*** Opening Records for the task ***

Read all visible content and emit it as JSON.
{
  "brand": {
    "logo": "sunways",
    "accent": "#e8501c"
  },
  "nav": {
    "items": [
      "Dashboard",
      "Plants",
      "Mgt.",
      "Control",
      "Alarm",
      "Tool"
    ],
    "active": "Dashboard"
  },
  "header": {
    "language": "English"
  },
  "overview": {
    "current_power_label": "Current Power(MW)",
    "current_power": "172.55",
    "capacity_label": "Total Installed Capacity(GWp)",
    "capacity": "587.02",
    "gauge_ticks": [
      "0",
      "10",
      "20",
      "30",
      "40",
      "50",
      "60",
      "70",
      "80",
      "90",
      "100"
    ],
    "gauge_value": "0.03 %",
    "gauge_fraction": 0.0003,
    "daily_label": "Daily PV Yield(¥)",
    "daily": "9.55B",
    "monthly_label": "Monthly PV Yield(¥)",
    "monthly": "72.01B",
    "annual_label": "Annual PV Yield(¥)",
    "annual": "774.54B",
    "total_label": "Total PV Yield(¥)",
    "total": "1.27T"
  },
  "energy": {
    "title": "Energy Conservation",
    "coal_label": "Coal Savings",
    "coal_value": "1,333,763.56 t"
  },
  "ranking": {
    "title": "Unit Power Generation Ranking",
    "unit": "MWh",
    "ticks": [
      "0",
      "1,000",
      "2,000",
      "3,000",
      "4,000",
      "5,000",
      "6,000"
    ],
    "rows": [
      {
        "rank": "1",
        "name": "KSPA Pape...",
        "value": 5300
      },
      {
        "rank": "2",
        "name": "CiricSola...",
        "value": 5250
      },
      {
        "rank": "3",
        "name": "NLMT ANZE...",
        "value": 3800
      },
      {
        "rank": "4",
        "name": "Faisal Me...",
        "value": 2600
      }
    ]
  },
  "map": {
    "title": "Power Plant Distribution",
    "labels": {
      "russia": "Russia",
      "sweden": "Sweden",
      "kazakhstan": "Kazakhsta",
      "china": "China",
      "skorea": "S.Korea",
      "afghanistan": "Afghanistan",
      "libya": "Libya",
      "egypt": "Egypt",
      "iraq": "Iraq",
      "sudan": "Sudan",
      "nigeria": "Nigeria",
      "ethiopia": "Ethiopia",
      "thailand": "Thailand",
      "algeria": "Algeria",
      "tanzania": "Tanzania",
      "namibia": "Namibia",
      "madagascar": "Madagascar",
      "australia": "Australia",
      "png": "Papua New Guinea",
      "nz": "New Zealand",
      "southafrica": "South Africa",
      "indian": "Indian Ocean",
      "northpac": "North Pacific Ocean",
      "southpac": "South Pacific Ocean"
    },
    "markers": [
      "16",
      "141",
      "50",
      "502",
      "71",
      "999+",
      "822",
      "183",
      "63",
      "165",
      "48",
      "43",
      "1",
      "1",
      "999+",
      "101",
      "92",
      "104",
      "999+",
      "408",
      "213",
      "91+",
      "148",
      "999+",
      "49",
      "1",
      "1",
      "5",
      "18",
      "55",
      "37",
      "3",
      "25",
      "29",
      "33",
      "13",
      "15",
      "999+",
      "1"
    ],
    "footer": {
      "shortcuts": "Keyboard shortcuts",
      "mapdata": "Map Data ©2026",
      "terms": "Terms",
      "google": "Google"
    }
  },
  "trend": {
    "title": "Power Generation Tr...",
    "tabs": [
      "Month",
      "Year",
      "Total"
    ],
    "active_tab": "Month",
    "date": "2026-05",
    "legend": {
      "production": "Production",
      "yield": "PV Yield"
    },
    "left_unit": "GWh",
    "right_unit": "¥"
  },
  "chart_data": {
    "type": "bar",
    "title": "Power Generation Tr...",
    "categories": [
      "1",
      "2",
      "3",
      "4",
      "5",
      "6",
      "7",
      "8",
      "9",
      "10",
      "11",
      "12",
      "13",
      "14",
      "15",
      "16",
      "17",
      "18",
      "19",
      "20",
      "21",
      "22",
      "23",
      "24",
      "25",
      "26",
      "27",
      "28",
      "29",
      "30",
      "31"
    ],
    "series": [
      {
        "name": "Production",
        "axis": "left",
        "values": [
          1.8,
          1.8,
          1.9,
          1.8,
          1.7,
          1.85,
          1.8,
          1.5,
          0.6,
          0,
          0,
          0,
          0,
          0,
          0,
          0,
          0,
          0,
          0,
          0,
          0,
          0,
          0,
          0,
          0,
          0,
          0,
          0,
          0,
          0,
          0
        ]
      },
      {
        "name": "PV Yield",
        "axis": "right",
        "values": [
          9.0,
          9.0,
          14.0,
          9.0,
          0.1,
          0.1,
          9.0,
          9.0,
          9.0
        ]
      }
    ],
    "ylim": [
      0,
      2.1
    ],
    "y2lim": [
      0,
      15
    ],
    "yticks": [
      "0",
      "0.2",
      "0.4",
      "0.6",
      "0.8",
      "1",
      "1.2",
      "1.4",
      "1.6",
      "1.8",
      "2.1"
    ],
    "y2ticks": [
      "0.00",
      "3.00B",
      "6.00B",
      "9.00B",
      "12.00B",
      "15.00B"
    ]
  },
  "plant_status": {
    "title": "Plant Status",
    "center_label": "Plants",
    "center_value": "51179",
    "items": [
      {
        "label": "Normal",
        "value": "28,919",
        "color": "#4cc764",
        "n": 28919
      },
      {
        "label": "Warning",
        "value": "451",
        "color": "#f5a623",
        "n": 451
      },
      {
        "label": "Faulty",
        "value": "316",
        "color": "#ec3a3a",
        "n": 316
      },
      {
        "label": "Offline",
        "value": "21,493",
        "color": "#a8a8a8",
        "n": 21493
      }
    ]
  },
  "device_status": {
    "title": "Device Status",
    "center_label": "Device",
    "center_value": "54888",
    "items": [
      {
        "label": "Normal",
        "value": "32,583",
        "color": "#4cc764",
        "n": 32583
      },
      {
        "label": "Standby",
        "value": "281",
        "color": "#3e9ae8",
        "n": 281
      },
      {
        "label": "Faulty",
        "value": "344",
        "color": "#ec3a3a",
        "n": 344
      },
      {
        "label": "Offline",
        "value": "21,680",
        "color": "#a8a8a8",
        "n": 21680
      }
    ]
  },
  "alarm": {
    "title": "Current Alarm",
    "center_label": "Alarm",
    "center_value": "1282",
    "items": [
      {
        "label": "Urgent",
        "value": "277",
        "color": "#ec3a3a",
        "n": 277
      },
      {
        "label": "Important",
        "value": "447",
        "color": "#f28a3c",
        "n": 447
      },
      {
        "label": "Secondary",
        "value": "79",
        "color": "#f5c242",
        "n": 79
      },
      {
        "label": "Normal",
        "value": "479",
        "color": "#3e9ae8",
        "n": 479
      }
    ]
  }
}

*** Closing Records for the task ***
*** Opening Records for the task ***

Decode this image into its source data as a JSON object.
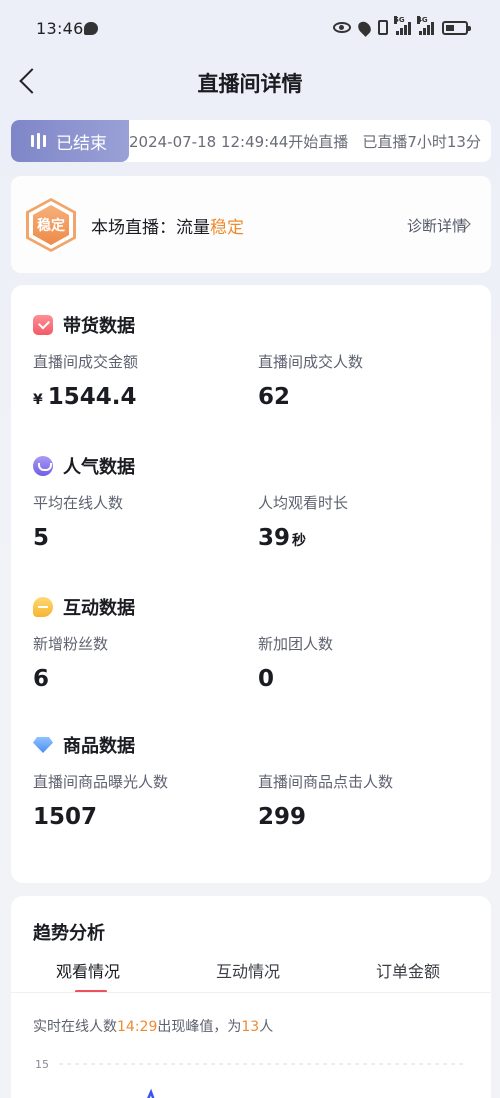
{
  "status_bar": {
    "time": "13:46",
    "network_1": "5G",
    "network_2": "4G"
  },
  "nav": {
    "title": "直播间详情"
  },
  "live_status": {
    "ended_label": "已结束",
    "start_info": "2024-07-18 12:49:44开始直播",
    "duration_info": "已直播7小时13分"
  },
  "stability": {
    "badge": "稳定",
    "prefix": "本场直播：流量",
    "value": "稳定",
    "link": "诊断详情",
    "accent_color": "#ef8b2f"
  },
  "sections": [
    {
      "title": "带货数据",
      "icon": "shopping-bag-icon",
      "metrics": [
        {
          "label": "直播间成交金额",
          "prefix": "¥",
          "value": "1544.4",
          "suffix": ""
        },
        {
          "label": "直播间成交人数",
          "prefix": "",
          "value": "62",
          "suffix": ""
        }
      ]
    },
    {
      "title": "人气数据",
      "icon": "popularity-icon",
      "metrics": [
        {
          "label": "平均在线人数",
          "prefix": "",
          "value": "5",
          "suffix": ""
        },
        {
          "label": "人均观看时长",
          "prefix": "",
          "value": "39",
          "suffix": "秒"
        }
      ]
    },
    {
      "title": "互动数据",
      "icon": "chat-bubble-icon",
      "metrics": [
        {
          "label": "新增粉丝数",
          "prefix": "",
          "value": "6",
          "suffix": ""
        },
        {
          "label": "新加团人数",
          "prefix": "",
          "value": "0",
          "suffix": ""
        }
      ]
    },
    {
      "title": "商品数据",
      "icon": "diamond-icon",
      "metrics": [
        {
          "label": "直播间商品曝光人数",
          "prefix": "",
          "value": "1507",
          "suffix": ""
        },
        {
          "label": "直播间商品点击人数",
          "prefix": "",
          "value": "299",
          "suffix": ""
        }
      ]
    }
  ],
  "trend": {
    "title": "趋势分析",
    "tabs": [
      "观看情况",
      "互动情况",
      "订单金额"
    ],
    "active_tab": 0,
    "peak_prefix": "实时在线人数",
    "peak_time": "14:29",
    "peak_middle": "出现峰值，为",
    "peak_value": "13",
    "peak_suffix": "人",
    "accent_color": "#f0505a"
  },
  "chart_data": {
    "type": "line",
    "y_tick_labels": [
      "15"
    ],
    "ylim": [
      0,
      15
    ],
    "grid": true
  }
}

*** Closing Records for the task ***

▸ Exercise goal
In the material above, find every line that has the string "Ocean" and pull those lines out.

▸ Output of the exercise
      "indian": "Indian Ocean",
      "northpac": "North Pacific Ocean",
      "southpac": "South Pacific Ocean"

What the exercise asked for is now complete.